7. Maurice Schiff, Commodity Exports and the Adding-Up Problem in Developing Countries; World Bank, International Economics Department, International Trade Division, Policy Research Working Paper no.1338, August 1994, pp. 8-9.
8. Christina Katsouris and Nii K. Bentsi-Enchili, 'Africa under pressure from falling aid, rising debt', Africa Recovery, United Nations, Vol. 9 No. 1, June 1995, p.1.
9. See World Bank, World Debt Tables 1992-93, Box 3.4 'Debt- Reduction Instruments', p. 54 and the 1994-95 edition of the Tables, pp.27-34.
10. The number of debt-restructuring agreements is derived by adding the number for each country in Tables A2.9 ('Multilateral debt relief agreements with official creditors') and A2.10 ('Multilateral debt relief agreements with commercial banks'), both for January 1980-September 1994 (World Debt Tables 1994-95 Vol. I). These would seem to underestimate reality, probably because they do not capture bilateral restructurings. The total amount restructured/forgiven is added up from section 7 ('Debt Restructuring'); total debt in 1986 and 1993 is from category 1 ('Summary Debt Data') in Volume II which contains individual country tables.
11. Includes $4.2 billion of reduction through buybacks, etc., a negligible category for nearly all other African countries.
12. Including $151m in buybacks.
13. This is at any rate my thesis in Faith and Credit: the World Bank's Secular Empire (with Fabrizio Sabelli, Penguin 1994) which compares the Bank to the medieval Catholic Church or a centralised, Leninist-type political party.
14. Edward Jaycox at a recent conference in Nairobi, as reported by Salim Lone, 'African debate on reforms shifting focus', Africa Recovery, United Nations, Vol.9 no.1, June 1995, p.9.
15. Tales abound of this or that African minister being dismissed for opposing one or another aspect of the national SAP.

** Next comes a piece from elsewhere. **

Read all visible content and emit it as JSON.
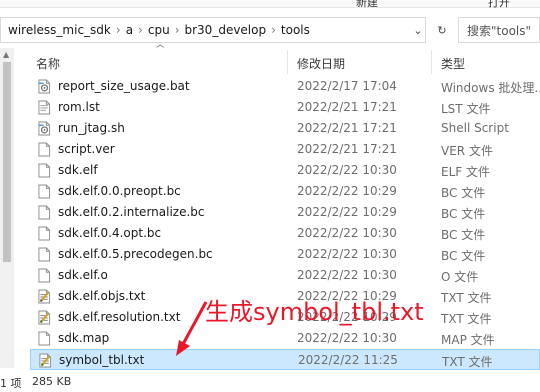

16. For supporting data and arguments, see Susan George (with Transnational Institute research team), The Debt Boomerang, Pluto Press, London, 1992 and in several other languages.